* **Exercise objective**: In the entries below, count each line where "JSON" appears. Give the total and nothing more.

* **Data listing**:
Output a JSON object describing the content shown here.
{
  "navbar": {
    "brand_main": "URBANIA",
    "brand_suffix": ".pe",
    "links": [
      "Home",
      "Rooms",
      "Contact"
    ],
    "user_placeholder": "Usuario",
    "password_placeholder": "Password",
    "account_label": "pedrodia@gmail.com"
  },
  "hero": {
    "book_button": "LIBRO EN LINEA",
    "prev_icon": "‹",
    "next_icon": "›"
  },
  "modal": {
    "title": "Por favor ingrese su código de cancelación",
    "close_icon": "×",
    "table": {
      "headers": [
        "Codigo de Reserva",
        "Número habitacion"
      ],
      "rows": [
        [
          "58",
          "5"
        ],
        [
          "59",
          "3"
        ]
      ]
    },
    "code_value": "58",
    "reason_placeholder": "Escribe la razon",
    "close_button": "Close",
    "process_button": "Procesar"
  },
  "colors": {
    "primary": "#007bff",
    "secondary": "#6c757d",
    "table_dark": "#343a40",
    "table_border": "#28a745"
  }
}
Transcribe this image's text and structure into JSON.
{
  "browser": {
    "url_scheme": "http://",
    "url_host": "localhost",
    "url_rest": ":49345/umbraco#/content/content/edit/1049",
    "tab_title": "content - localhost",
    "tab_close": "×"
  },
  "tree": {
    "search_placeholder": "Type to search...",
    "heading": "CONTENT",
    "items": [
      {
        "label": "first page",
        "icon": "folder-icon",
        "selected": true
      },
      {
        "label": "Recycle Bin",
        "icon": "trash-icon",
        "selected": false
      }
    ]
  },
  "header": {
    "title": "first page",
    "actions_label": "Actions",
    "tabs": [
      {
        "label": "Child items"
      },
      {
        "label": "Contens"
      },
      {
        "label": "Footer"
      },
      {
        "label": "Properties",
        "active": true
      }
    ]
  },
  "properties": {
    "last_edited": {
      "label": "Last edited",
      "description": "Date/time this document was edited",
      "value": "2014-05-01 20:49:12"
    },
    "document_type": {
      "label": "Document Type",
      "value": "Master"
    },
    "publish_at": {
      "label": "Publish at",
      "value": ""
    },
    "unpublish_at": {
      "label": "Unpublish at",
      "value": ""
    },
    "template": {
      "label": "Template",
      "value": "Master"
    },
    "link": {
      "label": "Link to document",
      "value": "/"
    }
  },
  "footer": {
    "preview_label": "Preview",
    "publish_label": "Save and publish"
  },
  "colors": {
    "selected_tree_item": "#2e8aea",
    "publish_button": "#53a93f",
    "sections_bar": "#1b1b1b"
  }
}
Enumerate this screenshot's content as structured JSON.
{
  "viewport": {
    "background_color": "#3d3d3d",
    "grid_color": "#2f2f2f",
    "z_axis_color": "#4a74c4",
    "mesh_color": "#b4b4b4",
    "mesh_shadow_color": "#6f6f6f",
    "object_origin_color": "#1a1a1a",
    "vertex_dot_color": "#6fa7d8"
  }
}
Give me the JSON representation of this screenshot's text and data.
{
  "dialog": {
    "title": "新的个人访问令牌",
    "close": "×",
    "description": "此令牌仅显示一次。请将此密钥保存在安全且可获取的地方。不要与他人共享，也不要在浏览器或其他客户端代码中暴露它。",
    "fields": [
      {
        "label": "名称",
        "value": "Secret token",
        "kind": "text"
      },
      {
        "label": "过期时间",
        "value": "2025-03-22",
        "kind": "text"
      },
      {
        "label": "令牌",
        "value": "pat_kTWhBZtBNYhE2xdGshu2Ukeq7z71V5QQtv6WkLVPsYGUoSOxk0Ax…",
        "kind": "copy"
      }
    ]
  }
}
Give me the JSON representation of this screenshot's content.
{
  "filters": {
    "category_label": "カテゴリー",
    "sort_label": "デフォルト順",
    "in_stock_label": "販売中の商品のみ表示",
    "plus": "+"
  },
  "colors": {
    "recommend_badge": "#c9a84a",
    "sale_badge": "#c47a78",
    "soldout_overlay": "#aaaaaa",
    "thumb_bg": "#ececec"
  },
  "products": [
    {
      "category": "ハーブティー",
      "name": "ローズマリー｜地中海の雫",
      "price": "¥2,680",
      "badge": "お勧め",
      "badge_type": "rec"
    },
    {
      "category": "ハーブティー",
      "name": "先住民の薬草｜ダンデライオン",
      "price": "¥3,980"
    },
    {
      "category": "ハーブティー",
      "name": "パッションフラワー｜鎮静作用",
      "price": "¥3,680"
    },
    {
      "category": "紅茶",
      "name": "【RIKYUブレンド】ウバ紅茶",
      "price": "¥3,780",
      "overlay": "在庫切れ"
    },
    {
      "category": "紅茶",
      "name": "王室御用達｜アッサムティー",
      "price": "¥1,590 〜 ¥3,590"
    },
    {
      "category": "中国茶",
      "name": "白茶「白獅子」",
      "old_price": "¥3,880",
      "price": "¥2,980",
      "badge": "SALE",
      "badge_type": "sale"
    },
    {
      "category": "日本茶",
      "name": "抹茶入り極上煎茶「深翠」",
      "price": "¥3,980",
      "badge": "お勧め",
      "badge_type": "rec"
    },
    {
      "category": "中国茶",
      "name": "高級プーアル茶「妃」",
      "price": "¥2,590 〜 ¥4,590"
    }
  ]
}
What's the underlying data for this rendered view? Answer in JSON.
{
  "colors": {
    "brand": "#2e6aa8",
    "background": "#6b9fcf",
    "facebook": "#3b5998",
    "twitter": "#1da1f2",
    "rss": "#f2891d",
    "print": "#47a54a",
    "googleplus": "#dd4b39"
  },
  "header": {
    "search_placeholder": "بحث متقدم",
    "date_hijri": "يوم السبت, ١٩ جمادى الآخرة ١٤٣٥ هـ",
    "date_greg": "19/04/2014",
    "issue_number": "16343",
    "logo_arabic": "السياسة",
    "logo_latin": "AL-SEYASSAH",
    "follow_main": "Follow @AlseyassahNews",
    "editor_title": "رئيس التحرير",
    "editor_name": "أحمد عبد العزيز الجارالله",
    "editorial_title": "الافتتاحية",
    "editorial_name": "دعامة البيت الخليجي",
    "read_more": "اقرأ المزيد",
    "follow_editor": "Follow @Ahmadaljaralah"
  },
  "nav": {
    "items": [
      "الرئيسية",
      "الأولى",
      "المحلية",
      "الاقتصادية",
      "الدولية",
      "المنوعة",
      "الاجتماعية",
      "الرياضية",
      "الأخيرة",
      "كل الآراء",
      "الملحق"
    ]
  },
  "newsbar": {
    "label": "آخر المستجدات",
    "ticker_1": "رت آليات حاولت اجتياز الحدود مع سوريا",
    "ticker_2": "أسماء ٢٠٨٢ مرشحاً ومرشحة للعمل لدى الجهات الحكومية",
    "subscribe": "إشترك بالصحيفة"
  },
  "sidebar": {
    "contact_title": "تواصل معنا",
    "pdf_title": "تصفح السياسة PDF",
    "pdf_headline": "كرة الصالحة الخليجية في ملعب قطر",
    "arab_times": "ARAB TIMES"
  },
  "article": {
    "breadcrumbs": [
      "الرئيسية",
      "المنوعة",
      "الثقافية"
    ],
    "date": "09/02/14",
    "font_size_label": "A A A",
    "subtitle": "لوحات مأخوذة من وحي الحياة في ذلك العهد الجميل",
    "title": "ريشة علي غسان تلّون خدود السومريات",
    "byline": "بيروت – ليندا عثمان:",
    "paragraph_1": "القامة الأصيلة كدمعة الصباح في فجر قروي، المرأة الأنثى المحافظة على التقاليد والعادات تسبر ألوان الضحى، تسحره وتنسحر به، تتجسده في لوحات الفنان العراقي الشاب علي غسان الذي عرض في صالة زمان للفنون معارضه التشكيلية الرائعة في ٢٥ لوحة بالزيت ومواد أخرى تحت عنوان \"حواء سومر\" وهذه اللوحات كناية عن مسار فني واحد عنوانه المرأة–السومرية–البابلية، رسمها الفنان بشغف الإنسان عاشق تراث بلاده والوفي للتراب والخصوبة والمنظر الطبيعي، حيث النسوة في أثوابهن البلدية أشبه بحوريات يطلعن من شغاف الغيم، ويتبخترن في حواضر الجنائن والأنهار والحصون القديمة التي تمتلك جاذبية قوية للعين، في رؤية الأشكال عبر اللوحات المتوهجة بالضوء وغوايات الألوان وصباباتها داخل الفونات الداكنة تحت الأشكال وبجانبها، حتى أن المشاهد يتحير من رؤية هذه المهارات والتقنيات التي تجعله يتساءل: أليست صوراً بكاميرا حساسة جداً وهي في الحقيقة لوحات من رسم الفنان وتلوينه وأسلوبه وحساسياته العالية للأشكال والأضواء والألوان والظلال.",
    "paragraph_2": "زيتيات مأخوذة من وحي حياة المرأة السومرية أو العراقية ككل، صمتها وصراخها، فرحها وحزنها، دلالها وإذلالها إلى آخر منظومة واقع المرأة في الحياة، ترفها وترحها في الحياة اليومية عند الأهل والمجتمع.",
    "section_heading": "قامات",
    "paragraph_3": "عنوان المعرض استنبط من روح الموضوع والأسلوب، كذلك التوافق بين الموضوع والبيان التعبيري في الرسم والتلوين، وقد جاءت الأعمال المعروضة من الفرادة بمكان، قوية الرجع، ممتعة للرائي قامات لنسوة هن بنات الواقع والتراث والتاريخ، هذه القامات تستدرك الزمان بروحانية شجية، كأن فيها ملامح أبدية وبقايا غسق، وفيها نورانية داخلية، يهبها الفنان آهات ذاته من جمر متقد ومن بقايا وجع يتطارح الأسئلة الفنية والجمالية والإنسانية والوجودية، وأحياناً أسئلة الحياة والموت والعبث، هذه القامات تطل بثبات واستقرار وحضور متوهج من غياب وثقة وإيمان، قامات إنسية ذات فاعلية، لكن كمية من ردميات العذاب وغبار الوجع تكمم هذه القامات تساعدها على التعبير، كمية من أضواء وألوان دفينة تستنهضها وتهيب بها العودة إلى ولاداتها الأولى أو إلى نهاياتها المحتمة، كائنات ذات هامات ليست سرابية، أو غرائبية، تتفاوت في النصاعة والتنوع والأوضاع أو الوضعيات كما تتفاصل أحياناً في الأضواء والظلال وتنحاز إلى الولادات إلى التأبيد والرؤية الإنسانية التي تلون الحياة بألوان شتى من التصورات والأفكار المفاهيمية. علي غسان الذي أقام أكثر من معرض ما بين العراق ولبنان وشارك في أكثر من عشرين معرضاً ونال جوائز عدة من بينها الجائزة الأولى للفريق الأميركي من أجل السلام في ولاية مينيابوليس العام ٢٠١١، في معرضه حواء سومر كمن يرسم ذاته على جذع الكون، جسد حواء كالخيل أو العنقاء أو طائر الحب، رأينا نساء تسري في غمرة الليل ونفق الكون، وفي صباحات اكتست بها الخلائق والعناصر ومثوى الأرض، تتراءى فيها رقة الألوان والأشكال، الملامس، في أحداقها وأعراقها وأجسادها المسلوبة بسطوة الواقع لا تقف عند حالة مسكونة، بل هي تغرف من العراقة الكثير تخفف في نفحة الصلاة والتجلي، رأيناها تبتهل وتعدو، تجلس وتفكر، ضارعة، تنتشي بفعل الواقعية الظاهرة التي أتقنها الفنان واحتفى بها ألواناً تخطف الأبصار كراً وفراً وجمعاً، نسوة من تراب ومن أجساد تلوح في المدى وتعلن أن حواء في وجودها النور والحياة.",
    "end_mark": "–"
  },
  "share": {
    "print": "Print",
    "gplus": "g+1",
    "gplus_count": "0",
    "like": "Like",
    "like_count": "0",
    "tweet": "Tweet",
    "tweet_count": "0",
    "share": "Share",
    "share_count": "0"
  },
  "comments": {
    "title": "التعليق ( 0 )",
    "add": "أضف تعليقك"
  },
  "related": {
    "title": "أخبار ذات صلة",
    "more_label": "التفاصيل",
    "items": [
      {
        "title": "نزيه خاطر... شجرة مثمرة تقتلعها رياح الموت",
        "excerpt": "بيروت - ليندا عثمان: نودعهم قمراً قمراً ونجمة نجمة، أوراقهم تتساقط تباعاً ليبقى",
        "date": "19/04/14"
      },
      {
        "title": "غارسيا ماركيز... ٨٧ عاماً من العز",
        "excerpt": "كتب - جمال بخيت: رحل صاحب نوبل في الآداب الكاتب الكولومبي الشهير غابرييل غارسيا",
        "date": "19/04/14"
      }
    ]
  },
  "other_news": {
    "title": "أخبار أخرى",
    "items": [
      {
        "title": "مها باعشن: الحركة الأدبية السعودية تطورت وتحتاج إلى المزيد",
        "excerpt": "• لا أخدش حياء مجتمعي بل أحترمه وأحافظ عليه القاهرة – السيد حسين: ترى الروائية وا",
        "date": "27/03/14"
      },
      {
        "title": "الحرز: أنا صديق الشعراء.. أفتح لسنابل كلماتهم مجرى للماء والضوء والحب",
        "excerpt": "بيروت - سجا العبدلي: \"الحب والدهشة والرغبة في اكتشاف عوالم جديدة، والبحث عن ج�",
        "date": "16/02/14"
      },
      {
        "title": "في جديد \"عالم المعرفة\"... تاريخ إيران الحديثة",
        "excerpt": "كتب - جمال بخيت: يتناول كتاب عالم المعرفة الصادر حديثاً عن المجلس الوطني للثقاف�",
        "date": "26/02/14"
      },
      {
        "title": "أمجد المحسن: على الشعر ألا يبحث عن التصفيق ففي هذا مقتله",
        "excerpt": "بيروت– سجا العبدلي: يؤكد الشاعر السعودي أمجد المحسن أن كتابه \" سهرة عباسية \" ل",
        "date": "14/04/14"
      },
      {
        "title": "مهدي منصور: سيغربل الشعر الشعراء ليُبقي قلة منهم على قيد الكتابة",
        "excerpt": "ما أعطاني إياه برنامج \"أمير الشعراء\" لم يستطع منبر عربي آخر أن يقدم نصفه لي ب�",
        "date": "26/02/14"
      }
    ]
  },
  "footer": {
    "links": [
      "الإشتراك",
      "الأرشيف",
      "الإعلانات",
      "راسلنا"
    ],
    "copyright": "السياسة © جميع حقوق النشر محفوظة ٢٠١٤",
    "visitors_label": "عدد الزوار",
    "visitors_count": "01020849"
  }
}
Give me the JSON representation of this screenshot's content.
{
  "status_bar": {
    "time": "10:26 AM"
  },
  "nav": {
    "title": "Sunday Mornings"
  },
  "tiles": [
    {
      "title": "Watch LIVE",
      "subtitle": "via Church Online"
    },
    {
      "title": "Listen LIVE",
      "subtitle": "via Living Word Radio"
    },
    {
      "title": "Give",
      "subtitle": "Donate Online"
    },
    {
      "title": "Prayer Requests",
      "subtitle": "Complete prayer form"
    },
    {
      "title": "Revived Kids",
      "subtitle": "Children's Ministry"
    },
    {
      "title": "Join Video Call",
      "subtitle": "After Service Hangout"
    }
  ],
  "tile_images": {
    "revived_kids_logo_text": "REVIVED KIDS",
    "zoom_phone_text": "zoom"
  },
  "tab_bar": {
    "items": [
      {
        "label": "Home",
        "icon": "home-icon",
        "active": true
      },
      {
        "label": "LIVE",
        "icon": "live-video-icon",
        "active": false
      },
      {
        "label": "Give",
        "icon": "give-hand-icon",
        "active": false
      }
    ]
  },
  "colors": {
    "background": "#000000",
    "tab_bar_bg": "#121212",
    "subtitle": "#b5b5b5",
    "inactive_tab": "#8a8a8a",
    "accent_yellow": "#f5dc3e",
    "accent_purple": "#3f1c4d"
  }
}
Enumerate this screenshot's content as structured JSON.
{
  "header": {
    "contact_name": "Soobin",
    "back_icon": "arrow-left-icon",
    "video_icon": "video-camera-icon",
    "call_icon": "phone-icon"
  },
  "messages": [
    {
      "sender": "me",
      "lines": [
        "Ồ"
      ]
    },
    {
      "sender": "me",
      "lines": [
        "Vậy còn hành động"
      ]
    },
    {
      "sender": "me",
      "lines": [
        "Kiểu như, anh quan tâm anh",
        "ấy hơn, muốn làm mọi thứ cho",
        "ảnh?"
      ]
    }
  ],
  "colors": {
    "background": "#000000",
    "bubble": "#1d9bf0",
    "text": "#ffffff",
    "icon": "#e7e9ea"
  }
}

* **Result of this exercise**: 8